Extracted material START

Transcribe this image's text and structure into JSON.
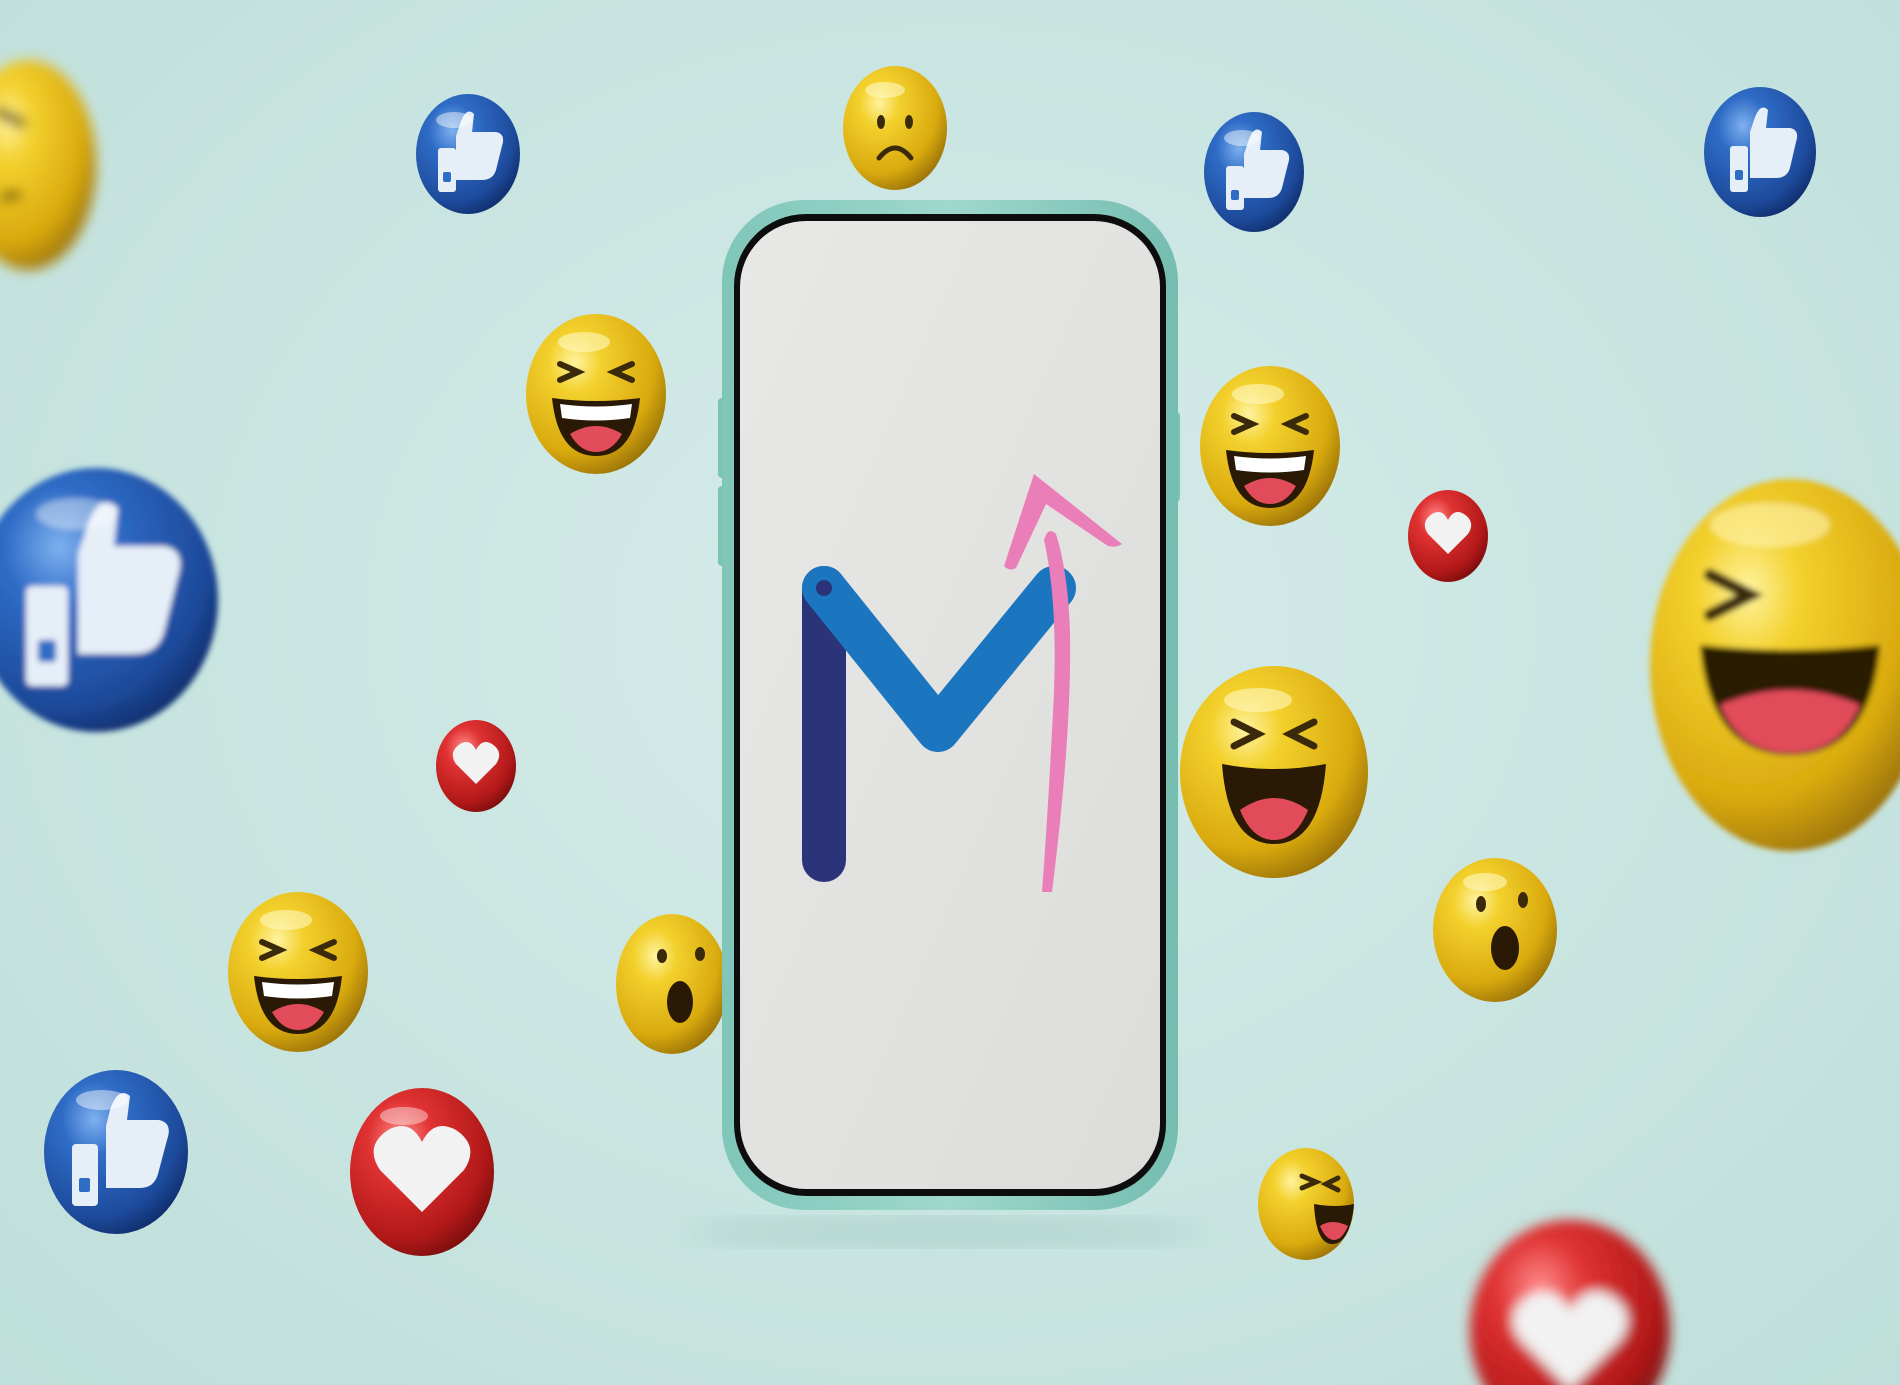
{
  "scene": {
    "background_color": "#cbe6e2",
    "subject": "smartphone",
    "logo": {
      "letter": "M",
      "colors": {
        "left_stroke": "#2b3479",
        "diagonals": "#1b76bf",
        "arrow": "#ea7eb8"
      }
    },
    "floating_icons": [
      {
        "type": "angry-emoji",
        "color": "#e8c21f"
      },
      {
        "type": "thumbs-up",
        "color": "#2a5db3"
      },
      {
        "type": "sad-emoji",
        "color": "#e8c21f"
      },
      {
        "type": "thumbs-up",
        "color": "#2a5db3"
      },
      {
        "type": "thumbs-up",
        "color": "#2a5db3"
      },
      {
        "type": "laughing-emoji",
        "color": "#e8c21f"
      },
      {
        "type": "laughing-emoji",
        "color": "#e8c21f"
      },
      {
        "type": "heart",
        "color": "#d42b2b"
      },
      {
        "type": "thumbs-up",
        "color": "#2a5db3"
      },
      {
        "type": "laughing-emoji",
        "color": "#e8c21f"
      },
      {
        "type": "heart",
        "color": "#d42b2b"
      },
      {
        "type": "laughing-emoji",
        "color": "#e8c21f"
      },
      {
        "type": "wow-emoji",
        "color": "#e8c21f"
      },
      {
        "type": "wow-emoji",
        "color": "#e8c21f"
      },
      {
        "type": "laughing-emoji",
        "color": "#e8c21f"
      },
      {
        "type": "thumbs-up",
        "color": "#2a5db3"
      },
      {
        "type": "heart",
        "color": "#d42b2b"
      },
      {
        "type": "laughing-emoji",
        "color": "#e8c21f"
      },
      {
        "type": "heart",
        "color": "#d42b2b"
      }
    ]
  }
}
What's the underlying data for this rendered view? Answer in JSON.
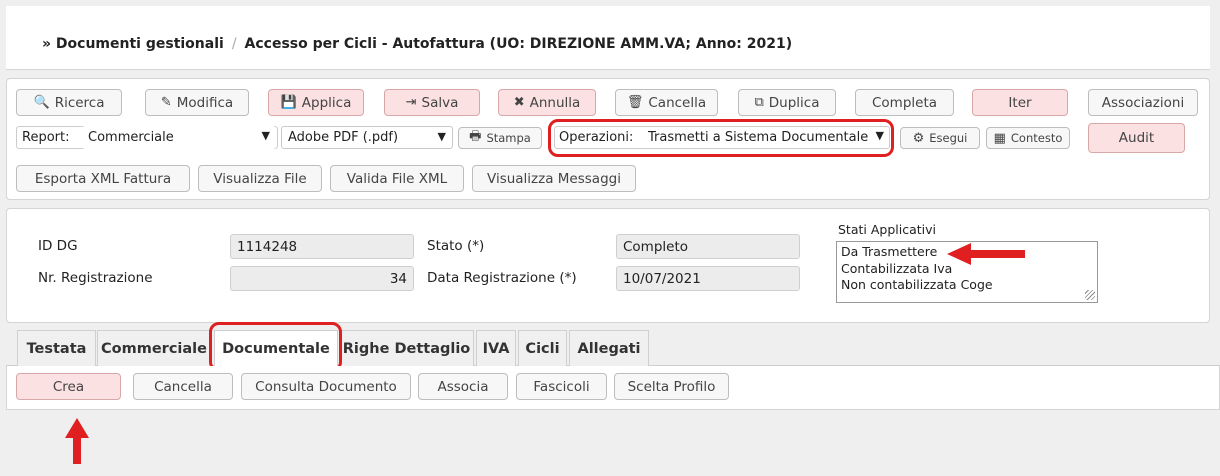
{
  "breadcrumb": {
    "prefix": "» Documenti gestionali",
    "separator": "/",
    "current": "Accesso per Cicli - Autofattura (UO: DIREZIONE AMM.VA; Anno: 2021)"
  },
  "toolbar": {
    "ricerca": "Ricerca",
    "modifica": "Modifica",
    "applica": "Applica",
    "salva": "Salva",
    "annulla": "Annulla",
    "cancella": "Cancella",
    "duplica": "Duplica",
    "completa": "Completa",
    "iter": "Iter",
    "associazioni": "Associazioni",
    "report_label": "Report:",
    "report_value": "Commerciale",
    "format_value": "Adobe PDF (.pdf)",
    "stampa": "Stampa",
    "operazioni_label": "Operazioni:",
    "operazioni_value": "Trasmetti a Sistema Documentale",
    "esegui": "Esegui",
    "contesto": "Contesto",
    "audit": "Audit",
    "esporta_xml": "Esporta XML Fattura",
    "visualizza_file": "Visualizza File",
    "valida_xml": "Valida File XML",
    "visualizza_messaggi": "Visualizza Messaggi"
  },
  "info": {
    "id_dg_label": "ID DG",
    "id_dg_value": "1114248",
    "nr_reg_label": "Nr. Registrazione",
    "nr_reg_value": "34",
    "stato_label": "Stato (*)",
    "stato_value": "Completo",
    "data_reg_label": "Data Registrazione (*)",
    "data_reg_value": "10/07/2021",
    "stati_label": "Stati Applicativi",
    "stati": [
      "Da Trasmettere",
      "Contabilizzata Iva",
      "Non contabilizzata Coge"
    ]
  },
  "tabs": [
    "Testata",
    "Commerciale",
    "Documentale",
    "Righe Dettaglio",
    "IVA",
    "Cicli",
    "Allegati"
  ],
  "actions": {
    "crea": "Crea",
    "cancella": "Cancella",
    "consulta": "Consulta Documento",
    "associa": "Associa",
    "fascicoli": "Fascicoli",
    "scelta_profilo": "Scelta Profilo"
  },
  "colors": {
    "highlight": "#e02020",
    "pink_button": "#fbe1e1"
  }
}
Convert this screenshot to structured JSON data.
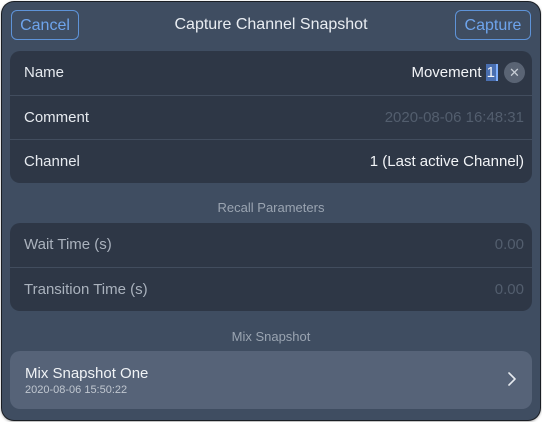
{
  "header": {
    "cancel_label": "Cancel",
    "title": "Capture Channel Snapshot",
    "capture_label": "Capture"
  },
  "form": {
    "name_label": "Name",
    "name_value_prefix": "Movement ",
    "name_value_selected": "1",
    "comment_label": "Comment",
    "comment_placeholder": "2020-08-06 16:48:31",
    "channel_label": "Channel",
    "channel_value": "1 (Last active Channel)"
  },
  "recall": {
    "section_title": "Recall Parameters",
    "wait_label": "Wait Time (s)",
    "wait_placeholder": "0.00",
    "transition_label": "Transition Time (s)",
    "transition_placeholder": "0.00"
  },
  "mix": {
    "section_title": "Mix Snapshot",
    "item_title": "Mix Snapshot One",
    "item_date": "2020-08-06 15:50:22"
  },
  "icons": {
    "clear": "close-icon",
    "chevron": "chevron-right-icon"
  },
  "colors": {
    "accent": "#6ea4ec",
    "background": "#3f4d61",
    "group": "#2e3746",
    "card": "#566378"
  }
}
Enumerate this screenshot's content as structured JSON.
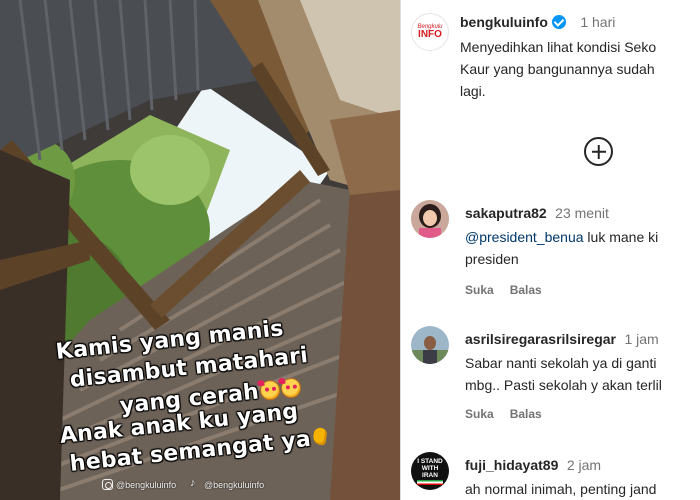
{
  "media": {
    "caption_lines": [
      "Kamis yang manis",
      "disambut matahari",
      "yang cerah",
      "Anak anak ku yang",
      "hebat semangat ya"
    ],
    "caption_emojis": [
      "smiling-face-with-hearts",
      "smiling-face-with-hearts",
      "flexed-biceps"
    ],
    "watermarks": [
      "@bengkuluinfo",
      "@bengkuluinfo"
    ]
  },
  "post": {
    "username": "bengkuluinfo",
    "time": "1 hari",
    "caption_lines": [
      "Menyedihkan lihat kondisi Seko",
      "Kaur yang bangunannya sudah",
      "lagi."
    ],
    "avatar_logo": {
      "line1": "Bengkulu",
      "line2": "INFO"
    }
  },
  "comments": [
    {
      "username": "sakaputra82",
      "time": "23 menit",
      "mention": "@president_benua",
      "lines": [
        "luk mane ki",
        "presiden"
      ],
      "like_label": "Suka",
      "reply_label": "Balas"
    },
    {
      "username": "asrilsiregarasrilsiregar",
      "time": "1 jam",
      "lines": [
        "Sabar nanti sekolah ya di ganti",
        "mbg.. Pasti sekolah y akan terlil"
      ],
      "like_label": "Suka",
      "reply_label": "Balas"
    },
    {
      "username": "fuji_hidayat89",
      "time": "2 jam",
      "lines": [
        "ah normal inimah, penting jand"
      ],
      "avatar_text": [
        "I STAND",
        "WITH",
        "IRAN"
      ]
    }
  ],
  "colors": {
    "link": "#00376b",
    "verified": "#0095f6",
    "muted": "#737373",
    "text": "#262626"
  }
}
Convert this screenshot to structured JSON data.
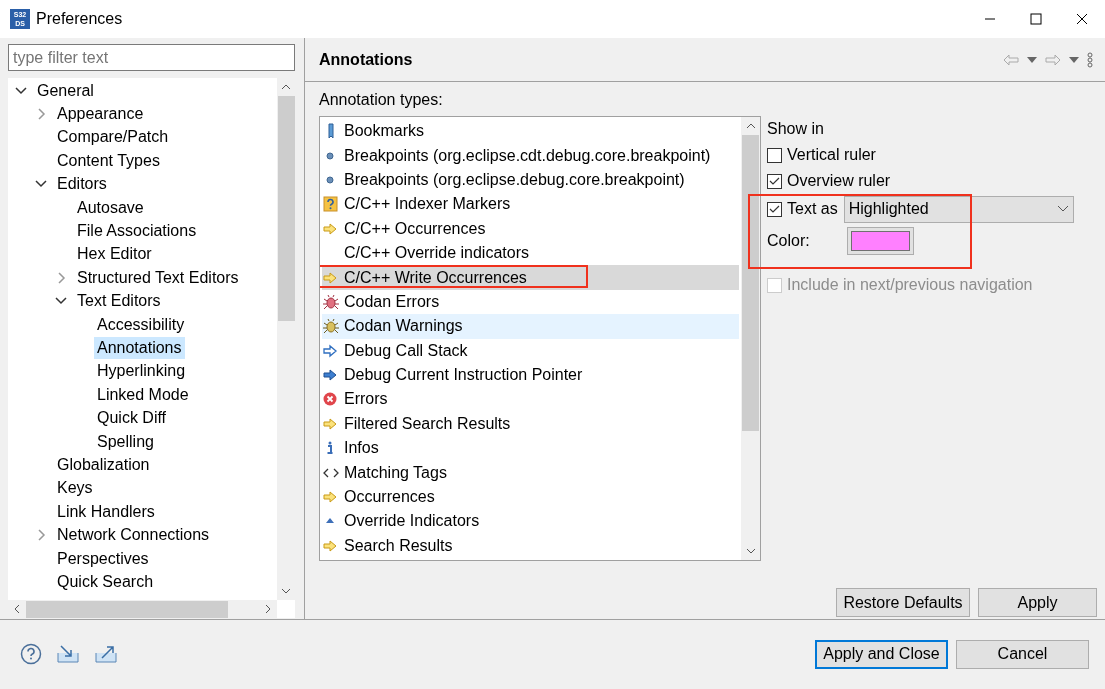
{
  "window": {
    "title": "Preferences",
    "logo_lines": [
      "S32",
      "DS"
    ]
  },
  "filter": {
    "placeholder": "type filter text"
  },
  "tree": [
    {
      "label": "General",
      "expanded": true,
      "selected": false,
      "children": [
        {
          "label": "Appearance",
          "expanded": false,
          "selected": false
        },
        {
          "label": "Compare/Patch",
          "selected": false
        },
        {
          "label": "Content Types",
          "selected": false
        },
        {
          "label": "Editors",
          "expanded": true,
          "selected": false,
          "children": [
            {
              "label": "Autosave",
              "selected": false
            },
            {
              "label": "File Associations",
              "selected": false
            },
            {
              "label": "Hex Editor",
              "selected": false
            },
            {
              "label": "Structured Text Editors",
              "expanded": false,
              "selected": false
            },
            {
              "label": "Text Editors",
              "expanded": true,
              "selected": false,
              "children": [
                {
                  "label": "Accessibility",
                  "selected": false
                },
                {
                  "label": "Annotations",
                  "selected": true
                },
                {
                  "label": "Hyperlinking",
                  "selected": false
                },
                {
                  "label": "Linked Mode",
                  "selected": false
                },
                {
                  "label": "Quick Diff",
                  "selected": false
                },
                {
                  "label": "Spelling",
                  "selected": false
                }
              ]
            }
          ]
        },
        {
          "label": "Globalization",
          "selected": false
        },
        {
          "label": "Keys",
          "selected": false
        },
        {
          "label": "Link Handlers",
          "selected": false
        },
        {
          "label": "Network Connections",
          "expanded": false,
          "selected": false
        },
        {
          "label": "Perspectives",
          "selected": false
        },
        {
          "label": "Quick Search",
          "selected": false
        }
      ]
    }
  ],
  "page": {
    "title": "Annotations",
    "list_label": "Annotation types:"
  },
  "annotation_types": [
    {
      "label": "Bookmarks",
      "kind": "bookmark",
      "selected": false,
      "hovered": false,
      "outlined": false
    },
    {
      "label": "Breakpoints (org.eclipse.cdt.debug.core.breakpoint)",
      "kind": "dot",
      "selected": false,
      "hovered": false,
      "outlined": false
    },
    {
      "label": "Breakpoints (org.eclipse.debug.core.breakpoint)",
      "kind": "dot",
      "selected": false,
      "hovered": false,
      "outlined": false
    },
    {
      "label": "C/C++ Indexer Markers",
      "kind": "question",
      "selected": false,
      "hovered": false,
      "outlined": false
    },
    {
      "label": "C/C++ Occurrences",
      "kind": "arrow-yellow",
      "selected": false,
      "hovered": false,
      "outlined": false
    },
    {
      "label": "C/C++ Override indicators",
      "kind": "none",
      "selected": false,
      "hovered": false,
      "outlined": false
    },
    {
      "label": "C/C++ Write Occurrences",
      "kind": "arrow-yellow",
      "selected": true,
      "hovered": false,
      "outlined": true
    },
    {
      "label": "Codan Errors",
      "kind": "bug-red",
      "selected": false,
      "hovered": false,
      "outlined": false
    },
    {
      "label": "Codan Warnings",
      "kind": "bug-yellow",
      "selected": false,
      "hovered": true,
      "outlined": false
    },
    {
      "label": "Debug Call Stack",
      "kind": "arrow-blue-outline",
      "selected": false,
      "hovered": false,
      "outlined": false
    },
    {
      "label": "Debug Current Instruction Pointer",
      "kind": "arrow-blue",
      "selected": false,
      "hovered": false,
      "outlined": false
    },
    {
      "label": "Errors",
      "kind": "error",
      "selected": false,
      "hovered": false,
      "outlined": false
    },
    {
      "label": "Filtered Search Results",
      "kind": "arrow-yellow",
      "selected": false,
      "hovered": false,
      "outlined": false
    },
    {
      "label": "Infos",
      "kind": "info",
      "selected": false,
      "hovered": false,
      "outlined": false
    },
    {
      "label": "Matching Tags",
      "kind": "tags",
      "selected": false,
      "hovered": false,
      "outlined": false
    },
    {
      "label": "Occurrences",
      "kind": "arrow-yellow",
      "selected": false,
      "hovered": false,
      "outlined": false
    },
    {
      "label": "Override Indicators",
      "kind": "caret",
      "selected": false,
      "hovered": false,
      "outlined": false
    },
    {
      "label": "Search Results",
      "kind": "arrow-yellow",
      "selected": false,
      "hovered": false,
      "outlined": false
    }
  ],
  "options": {
    "show_in_label": "Show in",
    "vertical_ruler": {
      "label": "Vertical ruler",
      "checked": false
    },
    "overview_ruler": {
      "label": "Overview ruler",
      "checked": true
    },
    "text_as": {
      "label": "Text as",
      "checked": true,
      "value": "Highlighted"
    },
    "color_label": "Color:",
    "color": "#ff80ff",
    "outlined": true,
    "include_nav": {
      "label": "Include in next/previous navigation",
      "checked": false,
      "disabled": true
    }
  },
  "page_buttons": [
    "Restore Defaults",
    "Apply"
  ],
  "dialog_buttons": [
    {
      "label": "Apply and Close",
      "default": true
    },
    {
      "label": "Cancel",
      "default": false
    }
  ]
}
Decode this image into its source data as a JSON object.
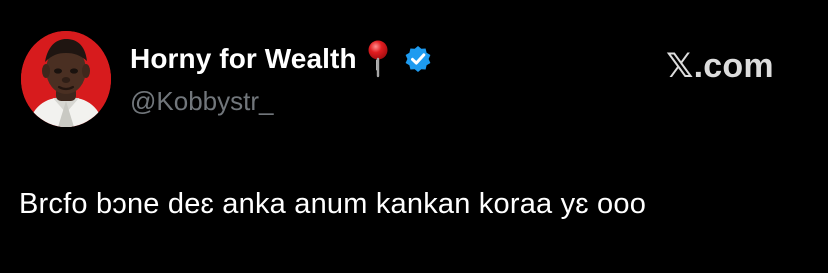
{
  "tweet": {
    "author": {
      "display_name": "Horny for Wealth",
      "handle": "@Kobbystr_",
      "name_emoji": "pin-icon",
      "verified_badge": "verified-badge-icon",
      "avatar": "profile-photo"
    },
    "source_label": "𝕏.com",
    "text": "Brcfo bɔne deɛ anka anum kankan koraa yɛ ooo"
  },
  "colors": {
    "background": "#000000",
    "display_name": "#ffffff",
    "handle": "#71767b",
    "verified_blue": "#1d9bf0",
    "avatar_background": "#d71b1d"
  }
}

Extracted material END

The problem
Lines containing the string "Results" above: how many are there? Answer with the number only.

Output for this task
2